This winter has been rough for Southwestern Pennsylvania. After quite a few mild winters we’ve seen a lot of frigid temperatures, snow, and frozen conditions. My son is now school-aged, so I understand how inconvenient it can be when districts call for closures and delays. I’m fortunate in that I can do my job from home and my employer is very understanding about these things. I know many people, my husband included, do not have this luxury. However, as inconvenient as it may be for you, perhaps we could look outside yourself and see that life is quite different for many families.
We had a cold snap at the beginning of January with temperatures in the low teens and single digits. It felt like weeks of daily delays and closings. I saw so many comments in the armpit-of-humanity that comprises news-story comments sections chastising districts because, “…kids these days are so coddled…in my day…”. Adjectives such as “pathetic” and “weak” were plentiful. I’m not sure how discouraging children from walking to school in single digit temperatures is coddling them considering those temperatures can literally kill.
You may be thinking, what’s the harm in a child walking a few blocks to school in the cold? But…what if it’s not just a few blocks? In our district, for example, some schools do not provide buses at all and in other cases, if the child lives less than 2 miles from the school, they are not provided a bus.
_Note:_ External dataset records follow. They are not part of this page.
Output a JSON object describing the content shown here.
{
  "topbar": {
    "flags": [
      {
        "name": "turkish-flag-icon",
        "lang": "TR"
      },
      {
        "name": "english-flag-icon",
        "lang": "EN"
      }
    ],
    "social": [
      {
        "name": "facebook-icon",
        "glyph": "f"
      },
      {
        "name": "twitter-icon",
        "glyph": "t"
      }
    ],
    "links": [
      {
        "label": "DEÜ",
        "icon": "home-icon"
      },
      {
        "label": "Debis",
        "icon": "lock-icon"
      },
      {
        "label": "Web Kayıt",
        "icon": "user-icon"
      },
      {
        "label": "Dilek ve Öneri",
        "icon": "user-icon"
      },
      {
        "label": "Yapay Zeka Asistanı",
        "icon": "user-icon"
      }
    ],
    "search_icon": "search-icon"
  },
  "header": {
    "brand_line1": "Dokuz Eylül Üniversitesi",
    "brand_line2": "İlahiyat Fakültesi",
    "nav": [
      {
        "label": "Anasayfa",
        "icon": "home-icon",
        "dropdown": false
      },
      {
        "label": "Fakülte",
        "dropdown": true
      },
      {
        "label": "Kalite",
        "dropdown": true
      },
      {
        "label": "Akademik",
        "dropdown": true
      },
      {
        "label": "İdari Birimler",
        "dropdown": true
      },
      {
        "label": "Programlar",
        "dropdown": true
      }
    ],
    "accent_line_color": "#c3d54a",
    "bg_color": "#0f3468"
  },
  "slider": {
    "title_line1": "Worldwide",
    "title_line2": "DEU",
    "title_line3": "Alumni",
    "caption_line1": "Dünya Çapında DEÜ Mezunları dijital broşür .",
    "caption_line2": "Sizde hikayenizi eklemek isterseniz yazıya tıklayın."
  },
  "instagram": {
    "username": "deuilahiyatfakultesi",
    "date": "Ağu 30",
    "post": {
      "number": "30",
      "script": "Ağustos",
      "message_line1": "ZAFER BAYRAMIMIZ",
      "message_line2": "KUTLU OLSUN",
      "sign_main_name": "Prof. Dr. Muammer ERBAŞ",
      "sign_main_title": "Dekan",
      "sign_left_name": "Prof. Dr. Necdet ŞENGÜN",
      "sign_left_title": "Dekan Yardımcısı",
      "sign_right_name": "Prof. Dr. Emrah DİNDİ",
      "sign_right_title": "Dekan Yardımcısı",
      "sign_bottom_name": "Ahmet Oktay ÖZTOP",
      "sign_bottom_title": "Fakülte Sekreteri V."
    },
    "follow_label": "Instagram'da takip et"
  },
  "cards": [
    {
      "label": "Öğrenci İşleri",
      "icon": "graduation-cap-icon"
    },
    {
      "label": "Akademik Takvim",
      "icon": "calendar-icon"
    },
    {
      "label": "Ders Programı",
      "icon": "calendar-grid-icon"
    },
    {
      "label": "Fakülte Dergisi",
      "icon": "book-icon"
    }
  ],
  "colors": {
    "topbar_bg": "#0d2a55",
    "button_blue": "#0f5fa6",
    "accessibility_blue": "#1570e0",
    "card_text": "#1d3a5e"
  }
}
So, here’s the thing – my 5-year-old would potentially have had to walk 1.9 miles to school in single-digit temperatures. Can you think about that for a minute? Now imagine that I have a job that starts at 7am with no flexibility and rely on my older (yet still young) child to ready my 5-year-old. They both walk to school for a start-time of 9:05AM. Likely, I would have no parts of helping my children get ready and would need to hope against hope that they were bundled correctly. Can we think about children who do not have appropriate cold-weather gear? Now how about the children who are lucky to have someone at home to bundle them up – but their family is without transportation.
I should mention that there are families who greatly suffer due to a delay or closure. Our district provides free breakfast and lunch to all students, regardless of income. For families who need this assistance the most, having to provide 2 additional, unplanned, meals a day, per child can be a tremendous hardship. And I can’t even bring myself to discuss children who are far safer at school than they are at home…
Can we all just take a step back and recognize that these measures could literally save a child’s life? Do you really think that avoiding frostbite, hypothermia and death can compare to the perceived trauma of using an unplanned vacation day? I’ll answer for you, it’s a hard No. A saved vacation day is not worth more than any child’s well-being. Gentle Reminder: not every family has access to the same resources.